When your professional and artistic success depends on building connections, you live in places where collisions are frequent and meetings inevitable.
If nothing is done about Toronto’s high cost of living, literary Toronto won’t change much. The problems that already plague it—nepotism, privilege, lack of diversity—will be harder to change as the barrier to entry becomes steeper and steeper. Fewer people will be free to volunteer their time to little magazines, to start up presses, or attend readings and launches. The artistic ecosystem will suffer as commute times get longer, freelancers have less time to spare, and professionals take on extra work to afford the rent.
These activities will still happen, but less of it will happen here, and Toronto will become less of a sustainable place to start anything new. The Toronto literary world, like the city itself, will become more and more the domain of rich kids who are free to fritter away the family fortune, to the exclusion of everyone else. There will be even fewer outsider voices than there are now.
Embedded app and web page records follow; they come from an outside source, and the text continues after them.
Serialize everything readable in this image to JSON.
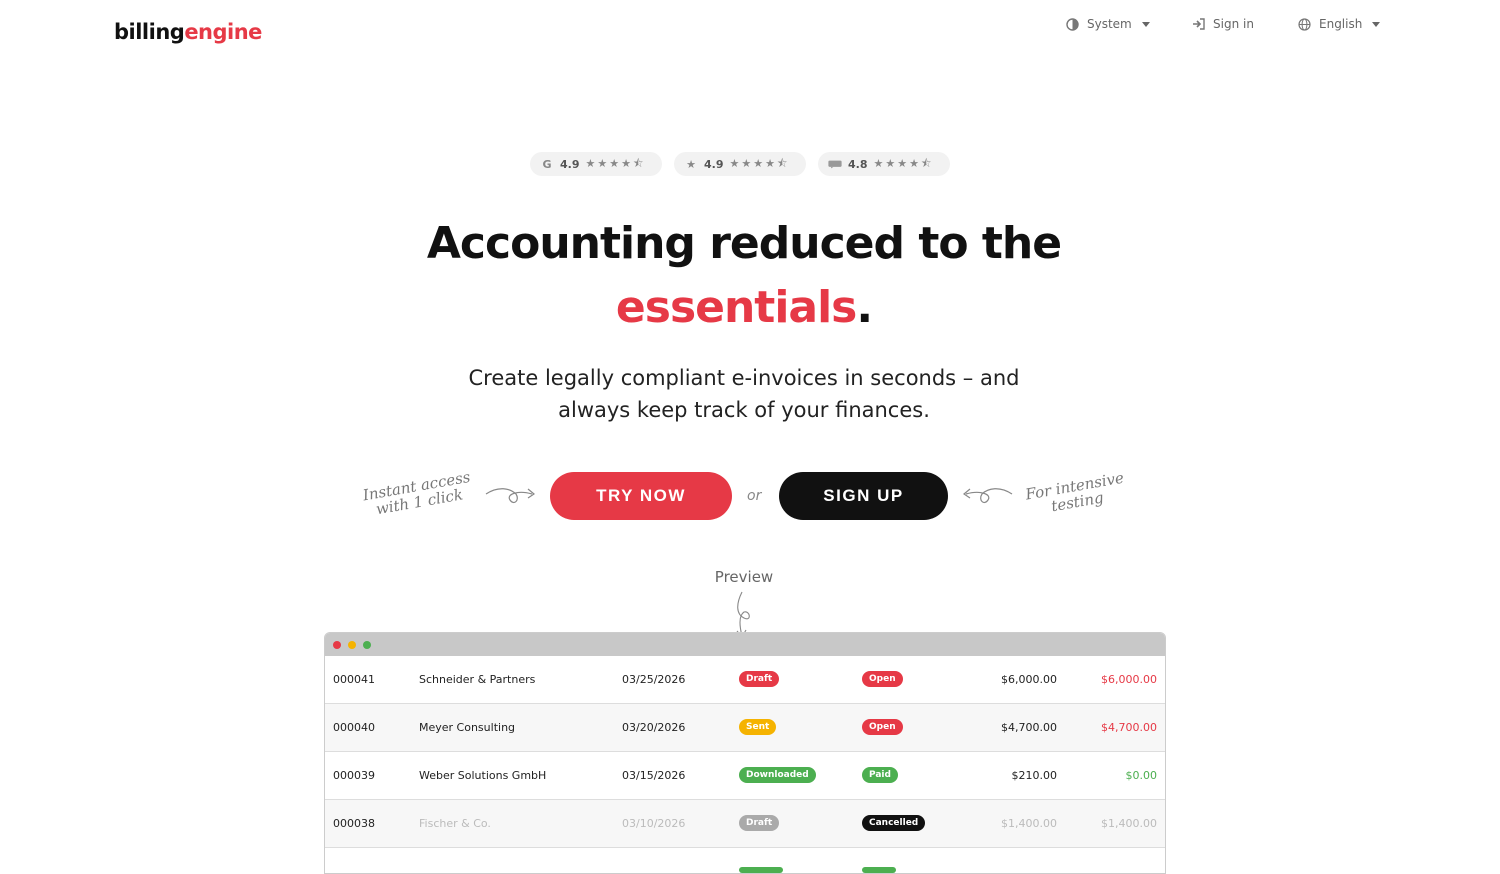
{
  "header": {
    "logo_part1": "billing",
    "logo_part2": "engine",
    "theme_label": "System",
    "signin_label": "Sign in",
    "language_label": "English"
  },
  "ratings": [
    {
      "source_icon": "google-icon",
      "score": "4.9",
      "stars": "★★★★⯪"
    },
    {
      "source_icon": "star-icon",
      "score": "4.9",
      "stars": "★★★★⯪"
    },
    {
      "source_icon": "omr-icon",
      "score": "4.8",
      "stars": "★★★★⯪"
    }
  ],
  "hero": {
    "title_line1": "Accounting reduced to the",
    "title_accent": "essentials",
    "title_period": ".",
    "subtitle_line1": "Create legally compliant e-invoices in seconds – and",
    "subtitle_line2": "always keep track of your finances."
  },
  "cta": {
    "try_label": "TRY NOW",
    "or_label": "or",
    "signup_label": "SIGN UP",
    "note_left_line1": "Instant access",
    "note_left_line2": "with 1 click",
    "note_right_line1": "For intensive",
    "note_right_line2": "testing"
  },
  "preview": {
    "label": "Preview",
    "rows": [
      {
        "number": "000041",
        "client": "Schneider & Partners",
        "date": "03/25/2026",
        "doc_status": "Draft",
        "pay_status": "Open",
        "amount": "$6,000.00",
        "balance": "$6,000.00"
      },
      {
        "number": "000040",
        "client": "Meyer Consulting",
        "date": "03/20/2026",
        "doc_status": "Sent",
        "pay_status": "Open",
        "amount": "$4,700.00",
        "balance": "$4,700.00"
      },
      {
        "number": "000039",
        "client": "Weber Solutions GmbH",
        "date": "03/15/2026",
        "doc_status": "Downloaded",
        "pay_status": "Paid",
        "amount": "$210.00",
        "balance": "$0.00"
      },
      {
        "number": "000038",
        "client": "Fischer & Co.",
        "date": "03/10/2026",
        "doc_status": "Draft",
        "pay_status": "Cancelled",
        "amount": "$1,400.00",
        "balance": "$1,400.00"
      }
    ]
  },
  "colors": {
    "accent": "#e63946",
    "dark": "#111111",
    "draft_badge": "#e63946",
    "draft_badge_muted": "#aaaaaa",
    "sent_badge": "#f5b301",
    "downloaded_badge": "#4caf50",
    "open_badge": "#e63946",
    "paid_badge": "#4caf50",
    "cancelled_badge": "#111111",
    "balance_open": "#e63946",
    "balance_paid": "#4caf50"
  }
}
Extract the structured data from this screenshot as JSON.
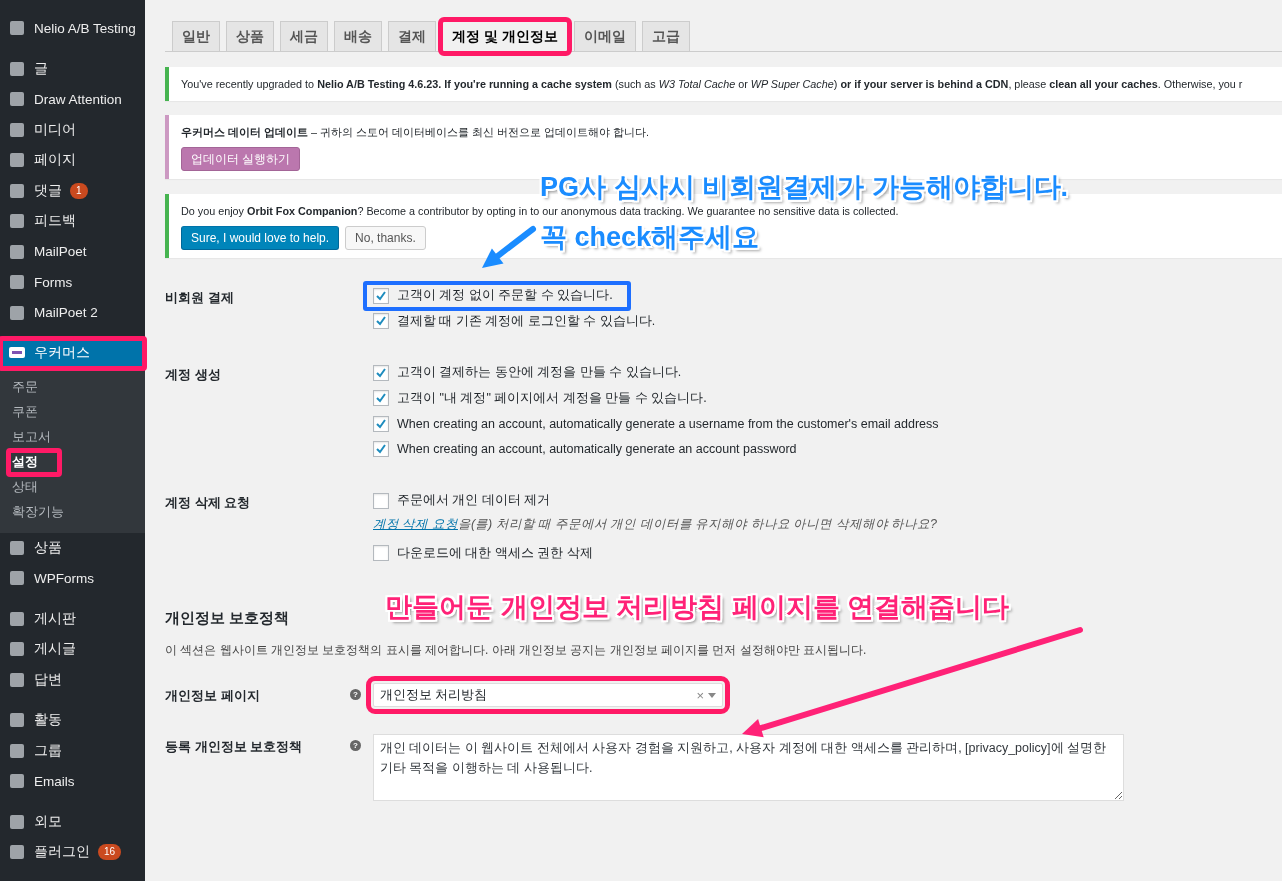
{
  "sidebar": {
    "groups": [
      {
        "items": [
          {
            "label": "Nelio A/B Testing",
            "current": false,
            "highlighted": false
          }
        ]
      },
      {
        "items": [
          {
            "label": "글",
            "current": false,
            "highlighted": false
          },
          {
            "label": "Draw Attention",
            "current": false,
            "highlighted": false
          },
          {
            "label": "미디어",
            "current": false,
            "highlighted": false
          },
          {
            "label": "페이지",
            "current": false,
            "highlighted": false
          },
          {
            "label": "댓글",
            "badge": "1",
            "current": false,
            "highlighted": false
          },
          {
            "label": "피드백",
            "current": false,
            "highlighted": false
          },
          {
            "label": "MailPoet",
            "current": false,
            "highlighted": false
          },
          {
            "label": "Forms",
            "current": false,
            "highlighted": false
          },
          {
            "label": "MailPoet 2",
            "current": false,
            "highlighted": false
          }
        ]
      },
      {
        "items": [
          {
            "label": "우커머스",
            "current": true,
            "highlighted": true,
            "children": [
              {
                "label": "주문",
                "selected": false,
                "highlighted": false
              },
              {
                "label": "쿠폰",
                "selected": false,
                "highlighted": false
              },
              {
                "label": "보고서",
                "selected": false,
                "highlighted": false
              },
              {
                "label": "설정",
                "selected": true,
                "highlighted": true
              },
              {
                "label": "상태",
                "selected": false,
                "highlighted": false
              },
              {
                "label": "확장기능",
                "selected": false,
                "highlighted": false
              }
            ]
          },
          {
            "label": "상품",
            "current": false,
            "highlighted": false
          },
          {
            "label": "WPForms",
            "current": false,
            "highlighted": false
          }
        ]
      },
      {
        "items": [
          {
            "label": "게시판",
            "current": false,
            "highlighted": false
          },
          {
            "label": "게시글",
            "current": false,
            "highlighted": false
          },
          {
            "label": "답변",
            "current": false,
            "highlighted": false
          }
        ]
      },
      {
        "items": [
          {
            "label": "활동",
            "current": false,
            "highlighted": false
          },
          {
            "label": "그룹",
            "current": false,
            "highlighted": false
          },
          {
            "label": "Emails",
            "current": false,
            "highlighted": false
          }
        ]
      },
      {
        "items": [
          {
            "label": "외모",
            "current": false,
            "highlighted": false
          },
          {
            "label": "플러그인",
            "badge": "16",
            "current": false,
            "highlighted": false
          }
        ]
      }
    ]
  },
  "tabs": [
    {
      "label": "일반",
      "selected": false,
      "highlighted": false
    },
    {
      "label": "상품",
      "selected": false,
      "highlighted": false
    },
    {
      "label": "세금",
      "selected": false,
      "highlighted": false
    },
    {
      "label": "배송",
      "selected": false,
      "highlighted": false
    },
    {
      "label": "결제",
      "selected": false,
      "highlighted": false
    },
    {
      "label": "계정 및 개인정보",
      "selected": true,
      "highlighted": true
    },
    {
      "label": "이메일",
      "selected": false,
      "highlighted": false
    },
    {
      "label": "고급",
      "selected": false,
      "highlighted": false
    }
  ],
  "notices": [
    {
      "kind": "success",
      "text": "You've recently upgraded to **Nelio A/B Testing 4.6.23. If you're running a cache system** (such as *W3 Total Cache* or *WP Super Cache*) **or if your server is behind a CDN**, please **clean all your caches**. Otherwise, you r"
    },
    {
      "kind": "woo",
      "text": "**우커머스 데이터 업데이트** – 귀하의 스토어 데이터베이스를 최신 버전으로 업데이트해야 합니다.",
      "buttons": [
        {
          "label": "업데이터 실행하기",
          "kind": "woo"
        }
      ]
    },
    {
      "kind": "success",
      "text": "Do you enjoy **Orbit Fox Companion**? Become a contributor by opting in to our anonymous data tracking. We guarantee no sensitive data is collected.",
      "buttons": [
        {
          "label": "Sure, I would love to help.",
          "kind": "primary"
        },
        {
          "label": "No, thanks.",
          "kind": "secondary"
        }
      ]
    }
  ],
  "form": {
    "rows": [
      {
        "kind": "checkboxes",
        "label": "비회원 결제",
        "options": [
          {
            "label": "고객이 계정 없이 주문할 수 있습니다.",
            "checked": true,
            "highlighted": true
          },
          {
            "label": "결제할 때 기존 계정에 로그인할 수 있습니다.",
            "checked": true,
            "highlighted": false
          }
        ]
      },
      {
        "kind": "checkboxes",
        "label": "계정 생성",
        "options": [
          {
            "label": "고객이 결제하는 동안에 계정을 만들 수 있습니다.",
            "checked": true,
            "highlighted": false
          },
          {
            "label": "고객이 \"내 계정\" 페이지에서 계정을 만들 수 있습니다.",
            "checked": true,
            "highlighted": false
          },
          {
            "label": "When creating an account, automatically generate a username from the customer's email address",
            "checked": true,
            "highlighted": false
          },
          {
            "label": "When creating an account, automatically generate an account password",
            "checked": true,
            "highlighted": false
          }
        ]
      },
      {
        "kind": "checkboxes",
        "label": "계정 삭제 요청",
        "options": [
          {
            "label": "주문에서 개인 데이터 제거",
            "checked": false,
            "highlighted": false,
            "link": "계정 삭제 요청",
            "description": "을(를) 처리할 때 주문에서 개인 데이터를 유지해야 하나요 아니면 삭제해야 하나요?"
          },
          {
            "label": "다운로드에 대한 액세스 권한 삭제",
            "checked": false,
            "highlighted": false
          }
        ]
      },
      {
        "kind": "section",
        "title": "개인정보 보호정책",
        "description": "이 섹션은 웹사이트 개인정보 보호정책의 표시를 제어합니다. 아래 개인정보 공지는 개인정보 페이지를 먼저 설정해야만 표시됩니다."
      },
      {
        "kind": "select",
        "label": "개인정보 페이지",
        "help": "?",
        "value": "개인정보 처리방침",
        "clear": "×",
        "highlighted": true
      },
      {
        "kind": "textarea",
        "label": "등록 개인정보 보호정책",
        "help": "?",
        "value": "개인 데이터는 이 웹사이트 전체에서 사용자 경험을 지원하고, 사용자 계정에 대한 액세스를 관리하며, [privacy_policy]에 설명한 기타 목적을 이행하는 데 사용됩니다."
      }
    ]
  },
  "annotations": [
    {
      "color": "#1a8cff",
      "lines": [
        "PG사 심사시 비회원결제가 가능해야합니다.",
        "꼭 check해주세요"
      ]
    },
    {
      "color": "#ff2277",
      "lines": [
        "만들어둔 개인정보 처리방침 페이지를 연결해줍니다"
      ]
    }
  ]
}
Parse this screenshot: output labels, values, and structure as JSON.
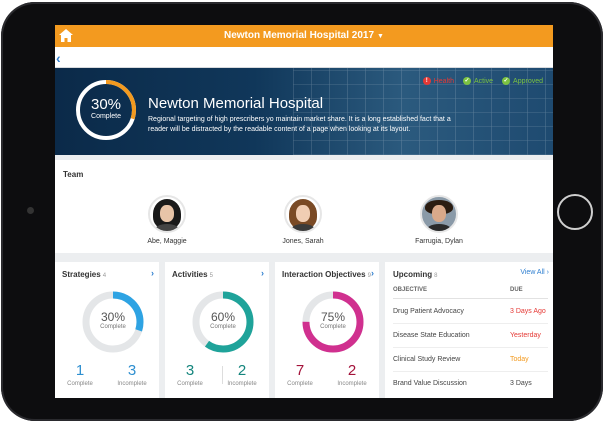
{
  "app": {
    "title": "Newton Memorial Hospital 2017",
    "accent_color": "#f39a1f"
  },
  "hero": {
    "progress_percent": 30,
    "progress_label": "30%",
    "progress_caption": "Complete",
    "name": "Newton Memorial Hospital",
    "description": "Regional targeting of high prescribers yo maintain market share. It is a long established fact that a reader will be distracted by the readable content of a page when looking at its layout.",
    "statuses": [
      {
        "label": "Health",
        "icon": "alert-icon",
        "color": "#e53935"
      },
      {
        "label": "Active",
        "icon": "check-circle-icon",
        "color": "#7cc242"
      },
      {
        "label": "Approved",
        "icon": "check-circle-icon",
        "color": "#7cc242"
      }
    ]
  },
  "team": {
    "title": "Team",
    "members": [
      {
        "name": "Abe, Maggie"
      },
      {
        "name": "Jones, Sarah"
      },
      {
        "name": "Farrugia, Dylan"
      }
    ]
  },
  "cards": [
    {
      "title": "Strategies",
      "count": "4",
      "percent": 30,
      "percent_label": "30%",
      "caption": "Complete",
      "complete": "1",
      "complete_label": "Complete",
      "incomplete": "3",
      "incomplete_label": "Incomplete",
      "color": "#2ea3e3",
      "num_color": "#2e8fd0"
    },
    {
      "title": "Activities",
      "count": "5",
      "percent": 60,
      "percent_label": "60%",
      "caption": "Complete",
      "complete": "3",
      "complete_label": "Complete",
      "incomplete": "2",
      "incomplete_label": "Incomplete",
      "color": "#1fa39a",
      "num_color": "#14857d"
    },
    {
      "title": "Interaction Objectives",
      "count": "9",
      "percent": 75,
      "percent_label": "75%",
      "caption": "Complete",
      "complete": "7",
      "complete_label": "Complete",
      "incomplete": "2",
      "incomplete_label": "Incomplete",
      "color": "#d0308f",
      "num_color": "#a3123a"
    }
  ],
  "upcoming": {
    "title": "Upcoming",
    "count": "8",
    "view_all": "View All",
    "col_objective": "OBJECTIVE",
    "col_due": "DUE",
    "rows": [
      {
        "objective": "Drug Patient Advocacy",
        "due": "3 Days Ago",
        "color": "#e53935"
      },
      {
        "objective": "Disease State Education",
        "due": "Yesterday",
        "color": "#e53935"
      },
      {
        "objective": "Clinical Study Review",
        "due": "Today",
        "color": "#f39a1f"
      },
      {
        "objective": "Brand Value Discussion",
        "due": "3 Days",
        "color": "#444444"
      }
    ]
  }
}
Big cities can’t help but draw artists. They have universities with MFA programs, colleges with publishing certificates, as well as teaching jobs and marketing jobs. The romance of the city and the facts of having a career will keep bringing young people with dreams of penning novels. But they don’t want to live in suburbs. The bungalow-lined streets of Etobicoke, far from bus lines, coffee shops where you can work, and bars where you can talk about books or host readings, are going to have a hard time becoming the next Brooklyn when cities like Hamilton are already chasing that title, ready with the old, walkable bones of industrial cities and new, shiny LRTs in their futures. When your professional and artistic success depends on building connections, you live in places where collisions are frequent and meetings inevitable. The more the province keeps investing in faster and more frequent transit links between Union Station and other urban centres, the more likely Hamilton, Guelph, Kitchener, and Mississauga are going to be the face and future of a “Toronto” arts industry. The city will still have its music venues, from the Horseshoe to Massey Hall, and Toronto will still have its book launches, its IFOA and its Giller Prize, its Wayzgoose and its Anansi Poetry Bash. It’s the next generation of projects like Little Brother and LooseLeaf, Inspiritus Press and words(on)pages that will happen on the new edges of the GTA, if they have room to happen at all.